Nor is the Government's contention sound that lot sales cannot be used to indicate the value of undeveloped acreage.See United States v. 3.544 Acres of Land, 3 Cir., 147 F.2d 596.
To be sure evidence of the sales price of lots may be misused in valuing acreage. Obviously it would have been patent error for the court below to have followed the landowners' suggestion and valued their land by simply multiplying the number of square meters in it by the average price per square meter at which Canejas sold his lots. That method of valuation leaves out of account the cost of subdivision and sale of lots, and also the allowance which would have to be made for the reduction in area available for sale by lots resulting from the necessity for laying out streets, etc. The question in cases of this sort is the value of the land before subdivision, not afterward, and certainly the price a promoter would pay for undeveloped land suitable for subdivision would be influenced by the price he would expect to get per lot after subdivision. But, of course, he would also take into account the expense of development - a factor which it is evident the court below had clearly in mind because in the course of the trial it said: "If you buy land in bulk - ten or twenty acres - for urban development the person who buys it has the increased expense of urbanization, laying it out into lots, putting in the various improvements, and consequently he just does not pay anything like the price he would if he were buying a single lot off the property."

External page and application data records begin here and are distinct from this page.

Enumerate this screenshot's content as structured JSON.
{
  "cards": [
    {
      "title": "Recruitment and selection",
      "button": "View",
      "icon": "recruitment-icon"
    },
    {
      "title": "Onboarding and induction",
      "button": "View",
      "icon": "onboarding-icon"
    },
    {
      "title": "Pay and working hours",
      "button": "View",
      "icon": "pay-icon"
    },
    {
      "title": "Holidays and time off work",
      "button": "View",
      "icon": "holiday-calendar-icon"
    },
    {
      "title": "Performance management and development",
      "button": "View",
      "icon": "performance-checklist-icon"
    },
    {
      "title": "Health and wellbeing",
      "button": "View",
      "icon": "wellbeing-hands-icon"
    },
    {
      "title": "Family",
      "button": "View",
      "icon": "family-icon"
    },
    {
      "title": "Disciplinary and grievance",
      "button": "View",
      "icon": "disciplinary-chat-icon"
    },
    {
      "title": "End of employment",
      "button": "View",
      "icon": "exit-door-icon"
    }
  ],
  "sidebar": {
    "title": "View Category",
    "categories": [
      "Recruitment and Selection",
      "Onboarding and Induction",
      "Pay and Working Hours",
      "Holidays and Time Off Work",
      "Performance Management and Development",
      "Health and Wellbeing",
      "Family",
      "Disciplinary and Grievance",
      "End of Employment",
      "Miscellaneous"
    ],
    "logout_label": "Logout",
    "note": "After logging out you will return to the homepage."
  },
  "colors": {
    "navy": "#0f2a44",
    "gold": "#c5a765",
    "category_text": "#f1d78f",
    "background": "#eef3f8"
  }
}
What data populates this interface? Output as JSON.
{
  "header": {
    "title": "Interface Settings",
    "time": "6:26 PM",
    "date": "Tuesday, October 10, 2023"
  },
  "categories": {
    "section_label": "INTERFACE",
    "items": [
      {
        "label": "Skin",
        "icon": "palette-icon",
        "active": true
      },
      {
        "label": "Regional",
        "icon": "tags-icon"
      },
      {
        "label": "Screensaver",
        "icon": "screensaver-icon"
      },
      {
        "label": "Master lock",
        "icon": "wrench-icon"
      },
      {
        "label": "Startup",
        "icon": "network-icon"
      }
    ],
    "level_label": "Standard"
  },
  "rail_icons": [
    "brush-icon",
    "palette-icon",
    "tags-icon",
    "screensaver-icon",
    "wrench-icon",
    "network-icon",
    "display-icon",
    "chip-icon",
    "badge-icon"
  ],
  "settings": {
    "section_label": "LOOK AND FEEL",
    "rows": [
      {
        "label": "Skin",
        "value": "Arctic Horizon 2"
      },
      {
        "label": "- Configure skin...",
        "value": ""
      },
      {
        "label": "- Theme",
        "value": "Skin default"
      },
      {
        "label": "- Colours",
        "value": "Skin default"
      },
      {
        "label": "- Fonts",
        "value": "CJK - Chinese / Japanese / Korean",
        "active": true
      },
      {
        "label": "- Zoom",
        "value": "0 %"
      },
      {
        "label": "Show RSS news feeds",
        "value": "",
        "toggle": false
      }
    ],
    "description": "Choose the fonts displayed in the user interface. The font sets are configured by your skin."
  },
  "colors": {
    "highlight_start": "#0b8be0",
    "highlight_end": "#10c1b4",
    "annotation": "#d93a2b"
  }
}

And calculations made on the basis of data found in the record as to the cost of developing land in Puerto Rico for urbanization support the conclusion that a promoter, even if he was optimistic enough to assume that he could sell all his lots at Canejas' top price of $2 per square meter, would at the very most have paid not more than $45,000 for the Iriarte land for that purpose in 1941. From the opinion of the court below we think it fair to assume that it did not take the most optimistic possible view of the value of the Iriarte land for the purpose of subdivision, but instead set a value on the land for that purpose at less than the maximum possible, and then, because of the finding that the Iriarte land in addition to its value for urbanization had some value as a dock or terminal site, added something to the value it had arrived at for urbanization purposes to make a final valuation of $45,000.
It being reasonable to suppose from the opinion of the court below that it used this method of calculation, and no error appearing therein and the final result thereof being within the range of the testimony as to value, it cannot be said that the conclusion of the court below was clearly erroneous.
The judgment of the District Court is affirmed.
1. Reported 1 Cir., 157 F.2d 105.